Though the above outlines different responses to sexual violence, I think the question is relevant to all types of personal violence and this becomes even more difficult to answer when a life is taken or a child is harmed. We may seek justice/restoration/correction but we are also limited in how we can act/make decisions in our current society. Because we don’t live in an ideal anarchist world, we will occasionally have to compromise in order to maintain/create safe communities. This will sometimes mean calling the police. You’re not betraying your ideals/principles if that is the decision you have to make.

We have to consider our goals when seeking justice and how the choices we make contribute to our long term goals. Police are a part of the system that made it impossible for you and your community to seek true justice and create a solution through your own power, so we don’t have to be thankful for the police or happy that they are there. But in the meantime, we should think critically about alternatives to our current “justice” system and take full advantage of our own power as sentient and capable beings.

I recommend the following resources for anyone interested in learning more in depth how to confront intimate violence in their communities:
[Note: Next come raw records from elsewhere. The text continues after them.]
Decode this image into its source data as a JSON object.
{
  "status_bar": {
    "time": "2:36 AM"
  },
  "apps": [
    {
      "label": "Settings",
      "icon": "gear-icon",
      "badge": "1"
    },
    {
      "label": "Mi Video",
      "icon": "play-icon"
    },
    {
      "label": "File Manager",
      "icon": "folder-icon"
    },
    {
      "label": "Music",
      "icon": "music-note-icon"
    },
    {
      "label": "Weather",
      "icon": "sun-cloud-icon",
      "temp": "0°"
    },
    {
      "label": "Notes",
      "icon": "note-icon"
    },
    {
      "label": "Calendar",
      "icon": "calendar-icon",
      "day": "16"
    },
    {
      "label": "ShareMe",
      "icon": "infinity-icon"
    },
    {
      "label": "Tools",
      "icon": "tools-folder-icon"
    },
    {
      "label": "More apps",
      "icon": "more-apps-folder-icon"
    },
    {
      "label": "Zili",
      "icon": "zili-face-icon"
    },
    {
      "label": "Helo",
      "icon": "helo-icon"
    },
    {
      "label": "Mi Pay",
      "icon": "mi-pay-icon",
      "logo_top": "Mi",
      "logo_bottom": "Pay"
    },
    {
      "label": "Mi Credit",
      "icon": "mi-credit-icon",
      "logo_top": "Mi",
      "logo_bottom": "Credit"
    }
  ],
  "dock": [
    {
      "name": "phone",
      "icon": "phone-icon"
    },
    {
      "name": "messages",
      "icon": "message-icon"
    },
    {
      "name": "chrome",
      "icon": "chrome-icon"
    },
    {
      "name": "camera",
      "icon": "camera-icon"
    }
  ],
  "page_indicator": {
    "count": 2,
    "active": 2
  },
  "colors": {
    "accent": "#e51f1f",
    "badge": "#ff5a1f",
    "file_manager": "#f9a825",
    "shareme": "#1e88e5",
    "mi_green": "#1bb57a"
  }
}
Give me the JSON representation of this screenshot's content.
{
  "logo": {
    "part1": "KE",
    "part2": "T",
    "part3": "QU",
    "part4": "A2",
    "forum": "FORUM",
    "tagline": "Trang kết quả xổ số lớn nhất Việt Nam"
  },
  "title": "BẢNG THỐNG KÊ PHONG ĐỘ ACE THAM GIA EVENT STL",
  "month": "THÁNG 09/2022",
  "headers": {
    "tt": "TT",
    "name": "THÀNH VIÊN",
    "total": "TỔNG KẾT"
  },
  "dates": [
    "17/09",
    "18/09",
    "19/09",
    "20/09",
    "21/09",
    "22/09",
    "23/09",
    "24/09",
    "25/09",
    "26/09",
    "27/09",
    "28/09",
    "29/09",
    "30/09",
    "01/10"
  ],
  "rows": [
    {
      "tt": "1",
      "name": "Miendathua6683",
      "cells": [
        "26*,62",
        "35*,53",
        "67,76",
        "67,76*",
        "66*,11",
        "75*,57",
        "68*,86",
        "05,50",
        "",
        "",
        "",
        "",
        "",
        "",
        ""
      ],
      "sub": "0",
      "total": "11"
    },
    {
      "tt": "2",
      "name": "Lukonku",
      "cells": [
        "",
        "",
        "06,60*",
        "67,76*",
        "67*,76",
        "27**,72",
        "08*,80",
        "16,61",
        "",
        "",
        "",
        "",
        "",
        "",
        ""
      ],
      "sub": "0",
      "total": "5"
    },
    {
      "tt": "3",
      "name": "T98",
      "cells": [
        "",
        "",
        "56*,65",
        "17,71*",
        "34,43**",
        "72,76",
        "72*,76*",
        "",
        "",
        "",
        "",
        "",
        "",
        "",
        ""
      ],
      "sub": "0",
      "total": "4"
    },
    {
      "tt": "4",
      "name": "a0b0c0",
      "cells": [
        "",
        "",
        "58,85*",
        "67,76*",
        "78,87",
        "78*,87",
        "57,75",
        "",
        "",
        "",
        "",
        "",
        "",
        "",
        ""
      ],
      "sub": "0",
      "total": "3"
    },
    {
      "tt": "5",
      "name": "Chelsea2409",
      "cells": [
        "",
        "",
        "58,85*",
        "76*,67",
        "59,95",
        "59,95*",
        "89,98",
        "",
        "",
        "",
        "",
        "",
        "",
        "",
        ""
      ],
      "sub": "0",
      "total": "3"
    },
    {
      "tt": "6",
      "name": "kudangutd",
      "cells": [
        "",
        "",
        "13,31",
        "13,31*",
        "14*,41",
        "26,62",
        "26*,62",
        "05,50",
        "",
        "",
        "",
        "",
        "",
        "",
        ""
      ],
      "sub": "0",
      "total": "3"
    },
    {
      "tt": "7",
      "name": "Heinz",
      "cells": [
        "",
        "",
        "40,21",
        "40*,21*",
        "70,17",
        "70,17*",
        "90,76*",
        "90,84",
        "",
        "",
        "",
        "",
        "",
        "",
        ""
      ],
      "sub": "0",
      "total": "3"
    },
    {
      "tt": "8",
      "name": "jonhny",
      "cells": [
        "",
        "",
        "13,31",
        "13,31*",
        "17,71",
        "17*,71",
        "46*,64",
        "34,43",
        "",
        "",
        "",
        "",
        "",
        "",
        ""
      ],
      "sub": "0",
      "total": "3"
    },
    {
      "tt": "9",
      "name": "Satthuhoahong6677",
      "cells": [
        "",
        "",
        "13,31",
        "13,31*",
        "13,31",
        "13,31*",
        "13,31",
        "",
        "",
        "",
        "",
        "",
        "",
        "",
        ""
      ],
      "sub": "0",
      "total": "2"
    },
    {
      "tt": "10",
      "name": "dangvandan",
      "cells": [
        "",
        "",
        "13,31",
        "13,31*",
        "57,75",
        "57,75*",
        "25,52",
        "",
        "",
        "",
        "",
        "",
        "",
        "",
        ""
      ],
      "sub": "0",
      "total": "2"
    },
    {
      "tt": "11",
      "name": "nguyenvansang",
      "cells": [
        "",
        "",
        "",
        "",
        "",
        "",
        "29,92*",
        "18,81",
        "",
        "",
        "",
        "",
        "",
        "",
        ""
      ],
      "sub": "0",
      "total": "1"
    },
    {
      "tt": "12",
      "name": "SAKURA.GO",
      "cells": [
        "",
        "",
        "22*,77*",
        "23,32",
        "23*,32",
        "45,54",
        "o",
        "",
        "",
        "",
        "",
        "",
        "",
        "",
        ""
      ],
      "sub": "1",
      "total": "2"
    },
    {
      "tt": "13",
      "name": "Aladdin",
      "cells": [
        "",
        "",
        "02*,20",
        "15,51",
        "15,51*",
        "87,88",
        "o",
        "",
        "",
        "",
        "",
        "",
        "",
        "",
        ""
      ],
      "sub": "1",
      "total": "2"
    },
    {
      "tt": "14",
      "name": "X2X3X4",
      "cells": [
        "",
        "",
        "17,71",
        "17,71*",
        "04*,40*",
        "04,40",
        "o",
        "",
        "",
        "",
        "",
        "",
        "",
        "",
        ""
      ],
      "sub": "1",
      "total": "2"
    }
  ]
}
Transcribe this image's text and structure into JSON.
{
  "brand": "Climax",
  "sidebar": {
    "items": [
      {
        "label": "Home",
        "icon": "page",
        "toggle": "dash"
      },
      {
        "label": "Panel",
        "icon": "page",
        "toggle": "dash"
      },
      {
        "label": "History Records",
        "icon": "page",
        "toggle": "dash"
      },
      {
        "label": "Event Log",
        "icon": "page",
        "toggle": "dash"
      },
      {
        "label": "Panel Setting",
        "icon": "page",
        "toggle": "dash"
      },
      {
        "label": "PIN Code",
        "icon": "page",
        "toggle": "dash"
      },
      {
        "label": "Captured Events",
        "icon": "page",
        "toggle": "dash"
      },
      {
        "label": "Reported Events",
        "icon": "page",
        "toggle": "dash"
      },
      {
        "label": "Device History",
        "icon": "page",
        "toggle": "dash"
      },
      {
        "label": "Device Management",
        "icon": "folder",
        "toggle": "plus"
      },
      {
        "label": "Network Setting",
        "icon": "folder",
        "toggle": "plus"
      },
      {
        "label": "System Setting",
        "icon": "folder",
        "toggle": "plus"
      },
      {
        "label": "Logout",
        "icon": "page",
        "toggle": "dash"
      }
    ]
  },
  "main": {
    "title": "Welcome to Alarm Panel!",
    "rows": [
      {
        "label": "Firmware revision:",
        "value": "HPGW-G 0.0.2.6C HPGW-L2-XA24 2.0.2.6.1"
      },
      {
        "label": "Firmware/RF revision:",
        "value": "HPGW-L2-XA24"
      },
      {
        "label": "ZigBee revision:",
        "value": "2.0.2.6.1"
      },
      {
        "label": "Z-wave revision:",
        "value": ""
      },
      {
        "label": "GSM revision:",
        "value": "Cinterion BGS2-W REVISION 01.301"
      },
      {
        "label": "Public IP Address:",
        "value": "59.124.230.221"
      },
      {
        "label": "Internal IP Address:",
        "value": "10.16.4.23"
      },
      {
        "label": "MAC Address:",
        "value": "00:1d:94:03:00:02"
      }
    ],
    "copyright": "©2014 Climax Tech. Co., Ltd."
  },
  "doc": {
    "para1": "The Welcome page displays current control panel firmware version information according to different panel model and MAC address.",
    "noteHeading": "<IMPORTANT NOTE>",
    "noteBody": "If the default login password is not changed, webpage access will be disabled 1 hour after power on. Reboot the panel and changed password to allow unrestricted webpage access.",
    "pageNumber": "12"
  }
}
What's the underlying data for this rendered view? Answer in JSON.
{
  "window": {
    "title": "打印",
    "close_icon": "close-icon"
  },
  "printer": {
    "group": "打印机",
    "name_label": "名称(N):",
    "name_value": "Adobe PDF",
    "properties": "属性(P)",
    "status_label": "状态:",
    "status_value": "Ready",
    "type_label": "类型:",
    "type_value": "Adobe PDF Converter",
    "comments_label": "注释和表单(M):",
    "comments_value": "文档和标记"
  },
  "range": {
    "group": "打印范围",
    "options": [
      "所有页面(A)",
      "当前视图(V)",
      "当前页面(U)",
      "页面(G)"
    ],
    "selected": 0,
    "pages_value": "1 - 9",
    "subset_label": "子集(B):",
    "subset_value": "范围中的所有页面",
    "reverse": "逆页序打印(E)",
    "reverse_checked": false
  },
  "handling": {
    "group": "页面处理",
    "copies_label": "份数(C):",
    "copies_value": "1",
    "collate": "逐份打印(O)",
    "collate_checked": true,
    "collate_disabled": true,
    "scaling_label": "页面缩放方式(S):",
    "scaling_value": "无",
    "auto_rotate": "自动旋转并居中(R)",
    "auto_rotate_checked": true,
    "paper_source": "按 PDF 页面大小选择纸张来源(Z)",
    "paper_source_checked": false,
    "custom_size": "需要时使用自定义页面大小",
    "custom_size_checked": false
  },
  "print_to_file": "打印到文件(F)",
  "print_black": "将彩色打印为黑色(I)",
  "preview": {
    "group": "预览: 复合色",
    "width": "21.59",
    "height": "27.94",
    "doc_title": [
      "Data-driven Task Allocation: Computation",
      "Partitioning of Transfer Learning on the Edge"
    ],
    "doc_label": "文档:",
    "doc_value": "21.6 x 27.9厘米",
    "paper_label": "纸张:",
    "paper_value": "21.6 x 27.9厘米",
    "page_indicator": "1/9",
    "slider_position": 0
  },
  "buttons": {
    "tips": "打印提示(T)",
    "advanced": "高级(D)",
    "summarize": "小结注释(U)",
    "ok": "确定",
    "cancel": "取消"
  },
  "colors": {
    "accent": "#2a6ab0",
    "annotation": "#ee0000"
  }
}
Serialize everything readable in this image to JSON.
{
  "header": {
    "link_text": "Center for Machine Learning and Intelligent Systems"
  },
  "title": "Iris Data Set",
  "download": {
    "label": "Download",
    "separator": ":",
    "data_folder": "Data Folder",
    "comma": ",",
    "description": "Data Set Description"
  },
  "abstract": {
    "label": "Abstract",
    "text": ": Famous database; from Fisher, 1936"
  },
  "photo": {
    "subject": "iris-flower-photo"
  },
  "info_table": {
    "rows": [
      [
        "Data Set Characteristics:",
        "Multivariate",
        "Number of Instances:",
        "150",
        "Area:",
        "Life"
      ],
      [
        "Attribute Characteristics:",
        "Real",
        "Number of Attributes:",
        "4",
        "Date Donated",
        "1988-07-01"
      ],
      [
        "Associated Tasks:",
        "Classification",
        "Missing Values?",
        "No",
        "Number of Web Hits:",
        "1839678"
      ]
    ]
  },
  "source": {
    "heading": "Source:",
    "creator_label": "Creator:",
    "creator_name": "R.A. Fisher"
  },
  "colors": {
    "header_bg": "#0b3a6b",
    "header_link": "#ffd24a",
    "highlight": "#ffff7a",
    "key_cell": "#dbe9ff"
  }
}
  1. The Revolution Starts at Home: Confronting Partner Abuse in Activist Communities
  2. The Revolution Starts at Home: Confronting Intimate Violence Within Activist Communities
  3. Generation 5s (G5) Toward Transformative Justice: A Liberatory Approach to Child Sexual Abuse and other forms of Intimate and Community Violence. A Call to Action for the Left and the Sexual and Domestic Violence Sectors
  4. The Community Accountability website for more resources about community accountability and toolkits.